• Available data:
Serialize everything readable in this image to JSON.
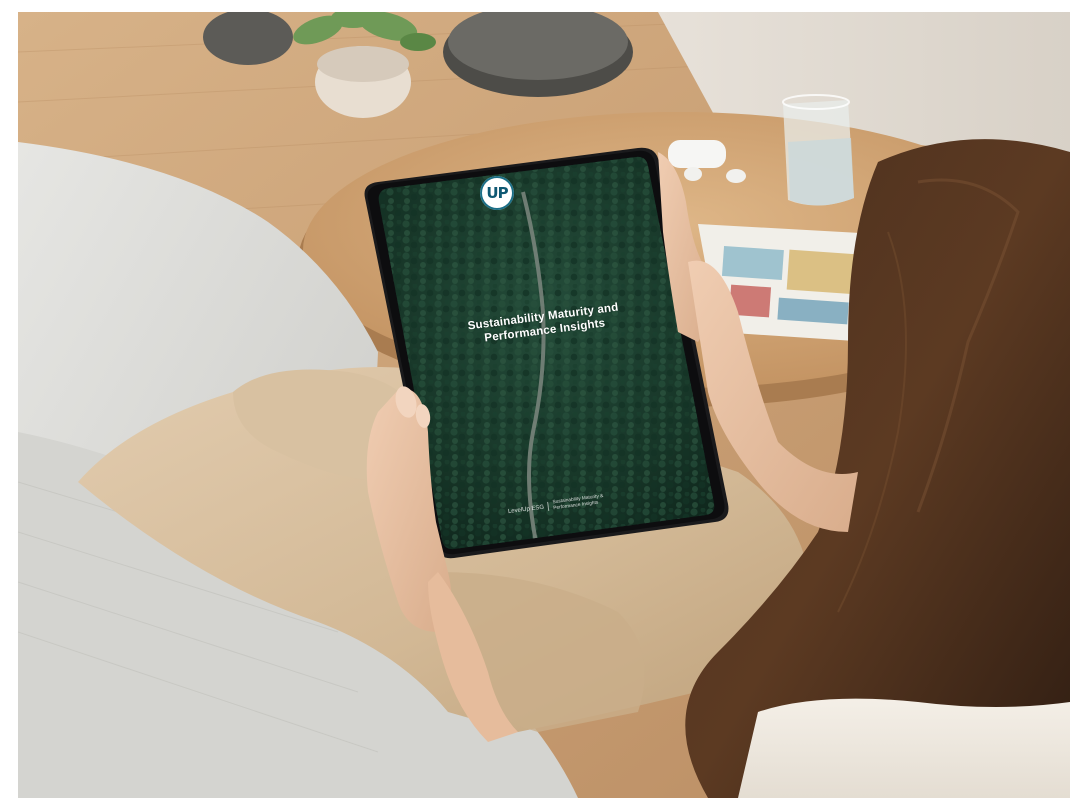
{
  "scene": {
    "description_icons": [
      "tablet-device",
      "forest-road-cover"
    ]
  },
  "tablet": {
    "logo_text": "UP",
    "title_line1": "Sustainability Maturity and",
    "title_line2": "Performance Insights",
    "footer_brand": "LevelUp ESG",
    "footer_sub_line1": "Sustainability Maturity &",
    "footer_sub_line2": "Performance Insights"
  },
  "colors": {
    "logo_ring": "#1c6f87",
    "forest_dark": "#0f2a20",
    "forest_mid": "#1f4634",
    "floor": "#c99f74",
    "sofa": "#d8d8d6"
  }
}
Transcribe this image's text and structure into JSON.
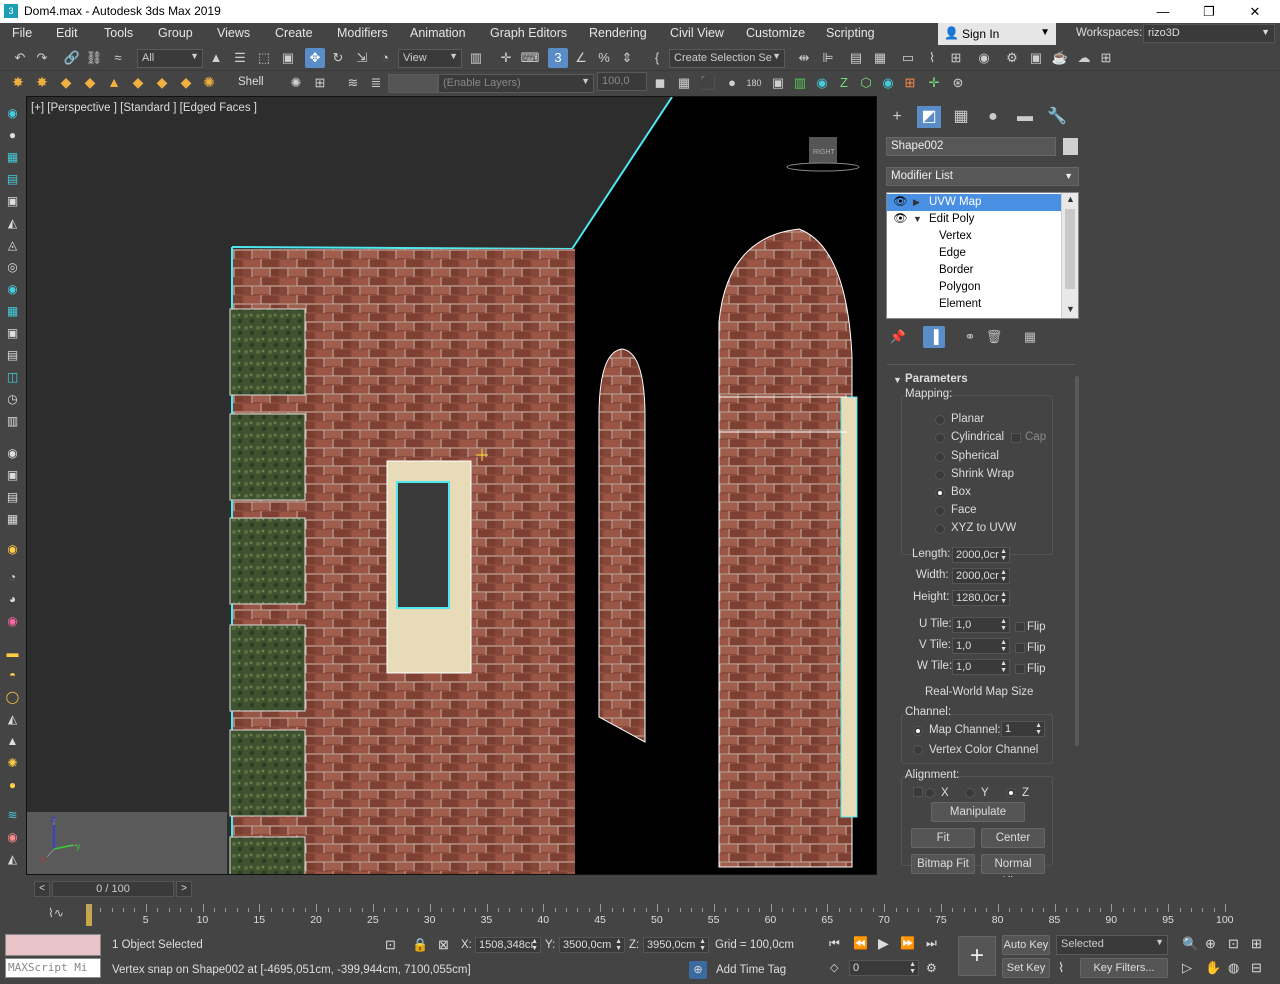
{
  "window": {
    "title": "Dom4.max - Autodesk 3ds Max 2019",
    "app_icon": "3ds-max-icon",
    "min_icon": "minimize-icon",
    "max_icon": "maximize-icon",
    "close_icon": "close-icon",
    "min_glyph": "—",
    "max_glyph": "❐",
    "close_glyph": "✕"
  },
  "menubar": {
    "items": [
      "File",
      "Edit",
      "Tools",
      "Group",
      "Views",
      "Create",
      "Modifiers",
      "Animation",
      "Graph Editors",
      "Rendering",
      "Civil View",
      "Customize",
      "Scripting"
    ],
    "signin": "Sign In",
    "workspaces_label": "Workspaces:",
    "workspace_value": "rizo3D"
  },
  "toolbar": {
    "selection_filter": "All",
    "ref_coord": "View",
    "named_selection": "Create Selection Se",
    "snap_toggle": "3",
    "layer_label": "Shell",
    "layer_field": "(Enable Layers)",
    "layer_value": "100,0"
  },
  "viewport": {
    "label": "[+] [Perspective ] [Standard ] [Edged Faces ]",
    "viewcube_label": "RIGHT",
    "axis_x": "x",
    "axis_y": "y",
    "axis_z": "z"
  },
  "command_panel": {
    "tabs": [
      "create-tab",
      "modify-tab",
      "hierarchy-tab",
      "motion-tab",
      "display-tab",
      "utilities-tab"
    ],
    "tab_glyphs": [
      "+",
      "◩",
      "▦",
      "●",
      "▬",
      "🔧"
    ],
    "object_name": "Shape002",
    "modifier_list": "Modifier List",
    "stack": [
      {
        "label": "UVW Map",
        "level": 0,
        "selected": true
      },
      {
        "label": "Edit Poly",
        "level": 0,
        "selected": false
      },
      {
        "label": "Vertex",
        "level": 1,
        "selected": false
      },
      {
        "label": "Edge",
        "level": 1,
        "selected": false
      },
      {
        "label": "Border",
        "level": 1,
        "selected": false
      },
      {
        "label": "Polygon",
        "level": 1,
        "selected": false
      },
      {
        "label": "Element",
        "level": 1,
        "selected": false
      }
    ],
    "rollout_title": "Parameters",
    "mapping_label": "Mapping:",
    "mapping_options": [
      "Planar",
      "Cylindrical",
      "Spherical",
      "Shrink Wrap",
      "Box",
      "Face",
      "XYZ to UVW"
    ],
    "mapping_selected": "Box",
    "cap_label": "Cap",
    "length_label": "Length:",
    "length_value": "2000,0cr",
    "width_label": "Width:",
    "width_value": "2000,0cr",
    "height_label": "Height:",
    "height_value": "1280,0cr",
    "utile_label": "U Tile:",
    "utile_value": "1,0",
    "vtile_label": "V Tile:",
    "vtile_value": "1,0",
    "wtile_label": "W Tile:",
    "wtile_value": "1,0",
    "flip_label": "Flip",
    "realworld_label": "Real-World Map Size",
    "channel_label": "Channel:",
    "map_channel_label": "Map Channel:",
    "map_channel_value": "1",
    "vertex_color_label": "Vertex Color Channel",
    "alignment_label": "Alignment:",
    "align_x": "X",
    "align_y": "Y",
    "align_z": "Z",
    "align_selected": "Z",
    "manipulate": "Manipulate",
    "fit": "Fit",
    "center": "Center",
    "bitmap_fit": "Bitmap Fit",
    "normal_align": "Normal Align"
  },
  "timeline": {
    "slider": "0 / 100",
    "ticks": [
      "5",
      "10",
      "15",
      "20",
      "25",
      "30",
      "35",
      "40",
      "45",
      "50",
      "55",
      "60",
      "65",
      "70",
      "75",
      "80",
      "85",
      "90",
      "95",
      "100"
    ]
  },
  "status": {
    "maxscript": "MAXScript Mi",
    "selected": "1 Object Selected",
    "prompt": "Vertex snap on Shape002 at [-4695,051cm, -399,944cm, 7100,055cm]",
    "x_label": "X:",
    "x_value": "1508,348cı",
    "y_label": "Y:",
    "y_value": "3500,0cm",
    "z_label": "Z:",
    "z_value": "3950,0cm",
    "grid": "Grid = 100,0cm",
    "add_time_tag": "Add Time Tag",
    "auto_key": "Auto Key",
    "set_key": "Set Key",
    "key_mode": "Selected",
    "key_filters": "Key Filters...",
    "frame": "0"
  },
  "colors": {
    "ui_bg": "#444444",
    "accent": "#5a8cc7",
    "brick": "#8a4a3c",
    "selection_cyan": "#4ee8f0",
    "window_frame": "#e8dcb8"
  }
}
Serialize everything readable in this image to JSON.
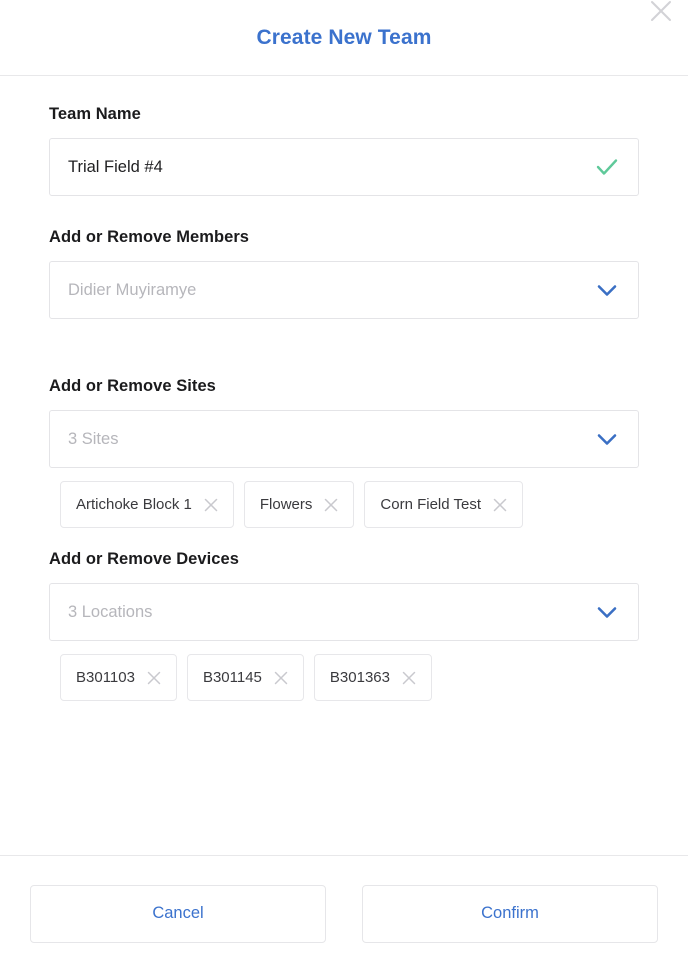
{
  "dialog": {
    "title": "Create New Team",
    "close_icon": "close-icon"
  },
  "team_name": {
    "label": "Team Name",
    "value": "Trial Field #4",
    "placeholder": "Team Name",
    "valid_icon": "check-icon"
  },
  "members": {
    "label": "Add or Remove Members",
    "value": "",
    "placeholder": "Didier Muyiramye",
    "dropdown_icon": "chevron-down-icon"
  },
  "sites": {
    "label": "Add or Remove Sites",
    "value": "",
    "placeholder": "3 Sites",
    "dropdown_icon": "chevron-down-icon",
    "chips": [
      {
        "label": "Artichoke Block 1",
        "remove_icon": "close-icon"
      },
      {
        "label": "Flowers",
        "remove_icon": "close-icon"
      },
      {
        "label": "Corn Field Test",
        "remove_icon": "close-icon"
      }
    ]
  },
  "devices": {
    "label": "Add or Remove Devices",
    "value": "",
    "placeholder": "3 Locations",
    "dropdown_icon": "chevron-down-icon",
    "chips": [
      {
        "label": "B301103",
        "remove_icon": "close-icon"
      },
      {
        "label": "B301145",
        "remove_icon": "close-icon"
      },
      {
        "label": "B301363",
        "remove_icon": "close-icon"
      }
    ]
  },
  "footer": {
    "cancel_label": "Cancel",
    "confirm_label": "Confirm"
  },
  "colors": {
    "accent_blue": "#3b72cd",
    "success_green": "#5fc99a",
    "border_gray": "#e4e4e7",
    "placeholder_gray": "#b6b6bb",
    "icon_gray": "#cfcfd3"
  }
}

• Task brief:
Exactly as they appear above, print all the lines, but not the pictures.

• Response for this exercise:
Serialize everything readable in this image to JSON.
{
  "scene": {
    "description_icons": [
      "tablet-device",
      "forest-road-cover"
    ]
  },
  "tablet": {
    "logo_text": "UP",
    "title_line1": "Sustainability Maturity and",
    "title_line2": "Performance Insights",
    "footer_brand": "LevelUp ESG",
    "footer_sub_line1": "Sustainability Maturity &",
    "footer_sub_line2": "Performance Insights"
  },
  "colors": {
    "logo_ring": "#1c6f87",
    "forest_dark": "#0f2a20",
    "forest_mid": "#1f4634",
    "floor": "#c99f74",
    "sofa": "#d8d8d6"
  }
}
Transcribe this image's text and structure into JSON.
{
  "window": {
    "title": "Dom4.max - Autodesk 3ds Max 2019",
    "app_icon": "3ds-max-icon",
    "min_icon": "minimize-icon",
    "max_icon": "maximize-icon",
    "close_icon": "close-icon",
    "min_glyph": "—",
    "max_glyph": "❐",
    "close_glyph": "✕"
  },
  "menubar": {
    "items": [
      "File",
      "Edit",
      "Tools",
      "Group",
      "Views",
      "Create",
      "Modifiers",
      "Animation",
      "Graph Editors",
      "Rendering",
      "Civil View",
      "Customize",
      "Scripting"
    ],
    "signin": "Sign In",
    "workspaces_label": "Workspaces:",
    "workspace_value": "rizo3D"
  },
  "toolbar": {
    "selection_filter": "All",
    "ref_coord": "View",
    "named_selection": "Create Selection Se",
    "snap_toggle": "3",
    "layer_label": "Shell",
    "layer_field": "(Enable Layers)",
    "layer_value": "100,0"
  },
  "viewport": {
    "label": "[+] [Perspective ] [Standard ] [Edged Faces ]",
    "viewcube_label": "RIGHT",
    "axis_x": "x",
    "axis_y": "y",
    "axis_z": "z"
  },
  "command_panel": {
    "tabs": [
      "create-tab",
      "modify-tab",
      "hierarchy-tab",
      "motion-tab",
      "display-tab",
      "utilities-tab"
    ],
    "tab_glyphs": [
      "+",
      "◩",
      "▦",
      "●",
      "▬",
      "🔧"
    ],
    "object_name": "Shape002",
    "modifier_list": "Modifier List",
    "stack": [
      {
        "label": "UVW Map",
        "level": 0,
        "selected": true
      },
      {
        "label": "Edit Poly",
        "level": 0,
        "selected": false
      },
      {
        "label": "Vertex",
        "level": 1,
        "selected": false
      },
      {
        "label": "Edge",
        "level": 1,
        "selected": false
      },
      {
        "label": "Border",
        "level": 1,
        "selected": false
      },
      {
        "label": "Polygon",
        "level": 1,
        "selected": false
      },
      {
        "label": "Element",
        "level": 1,
        "selected": false
      }
    ],
    "rollout_title": "Parameters",
    "mapping_label": "Mapping:",
    "mapping_options": [
      "Planar",
      "Cylindrical",
      "Spherical",
      "Shrink Wrap",
      "Box",
      "Face",
      "XYZ to UVW"
    ],
    "mapping_selected": "Box",
    "cap_label": "Cap",
    "length_label": "Length:",
    "length_value": "2000,0cr",
    "width_label": "Width:",
    "width_value": "2000,0cr",
    "height_label": "Height:",
    "height_value": "1280,0cr",
    "utile_label": "U Tile:",
    "utile_value": "1,0",
    "vtile_label": "V Tile:",
    "vtile_value": "1,0",
    "wtile_label": "W Tile:",
    "wtile_value": "1,0",
    "flip_label": "Flip",
    "realworld_label": "Real-World Map Size",
    "channel_label": "Channel:",
    "map_channel_label": "Map Channel:",
    "map_channel_value": "1",
    "vertex_color_label": "Vertex Color Channel",
    "alignment_label": "Alignment:",
    "align_x": "X",
    "align_y": "Y",
    "align_z": "Z",
    "align_selected": "Z",
    "manipulate": "Manipulate",
    "fit": "Fit",
    "center": "Center",
    "bitmap_fit": "Bitmap Fit",
    "normal_align": "Normal Align"
  },
  "timeline": {
    "slider": "0 / 100",
    "ticks": [
      "5",
      "10",
      "15",
      "20",
      "25",
      "30",
      "35",
      "40",
      "45",
      "50",
      "55",
      "60",
      "65",
      "70",
      "75",
      "80",
      "85",
      "90",
      "95",
      "100"
    ]
  },
  "status": {
    "maxscript": "MAXScript Mi",
    "selected": "1 Object Selected",
    "prompt": "Vertex snap on Shape002 at [-4695,051cm, -399,944cm, 7100,055cm]",
    "x_label": "X:",
    "x_value": "1508,348cı",
    "y_label": "Y:",
    "y_value": "3500,0cm",
    "z_label": "Z:",
    "z_value": "3950,0cm",
    "grid": "Grid = 100,0cm",
    "add_time_tag": "Add Time Tag",
    "auto_key": "Auto Key",
    "set_key": "Set Key",
    "key_mode": "Selected",
    "key_filters": "Key Filters...",
    "frame": "0"
  },
  "colors": {
    "ui_bg": "#444444",
    "accent": "#5a8cc7",
    "brick": "#8a4a3c",
    "selection_cyan": "#4ee8f0",
    "window_frame": "#e8dcb8"
  }
}
Serialize everything readable in this image to JSON.
{
  "dialog": {
    "title": "Create New Team",
    "close_icon": "close-icon"
  },
  "team_name": {
    "label": "Team Name",
    "value": "Trial Field #4",
    "placeholder": "Team Name",
    "valid_icon": "check-icon"
  },
  "members": {
    "label": "Add or Remove Members",
    "value": "",
    "placeholder": "Didier Muyiramye",
    "dropdown_icon": "chevron-down-icon"
  },
  "sites": {
    "label": "Add or Remove Sites",
    "value": "",
    "placeholder": "3 Sites",
    "dropdown_icon": "chevron-down-icon",
    "chips": [
      {
        "label": "Artichoke Block 1",
        "remove_icon": "close-icon"
      },
      {
        "label": "Flowers",
        "remove_icon": "close-icon"
      },
      {
        "label": "Corn Field Test",
        "remove_icon": "close-icon"
      }
    ]
  },
  "devices": {
    "label": "Add or Remove Devices",
    "value": "",
    "placeholder": "3 Locations",
    "dropdown_icon": "chevron-down-icon",
    "chips": [
      {
        "label": "B301103",
        "remove_icon": "close-icon"
      },
      {
        "label": "B301145",
        "remove_icon": "close-icon"
      },
      {
        "label": "B301363",
        "remove_icon": "close-icon"
      }
    ]
  },
  "footer": {
    "cancel_label": "Cancel",
    "confirm_label": "Confirm"
  },
  "colors": {
    "accent_blue": "#3b72cd",
    "success_green": "#5fc99a",
    "border_gray": "#e4e4e7",
    "placeholder_gray": "#b6b6bb",
    "icon_gray": "#cfcfd3"
  }
}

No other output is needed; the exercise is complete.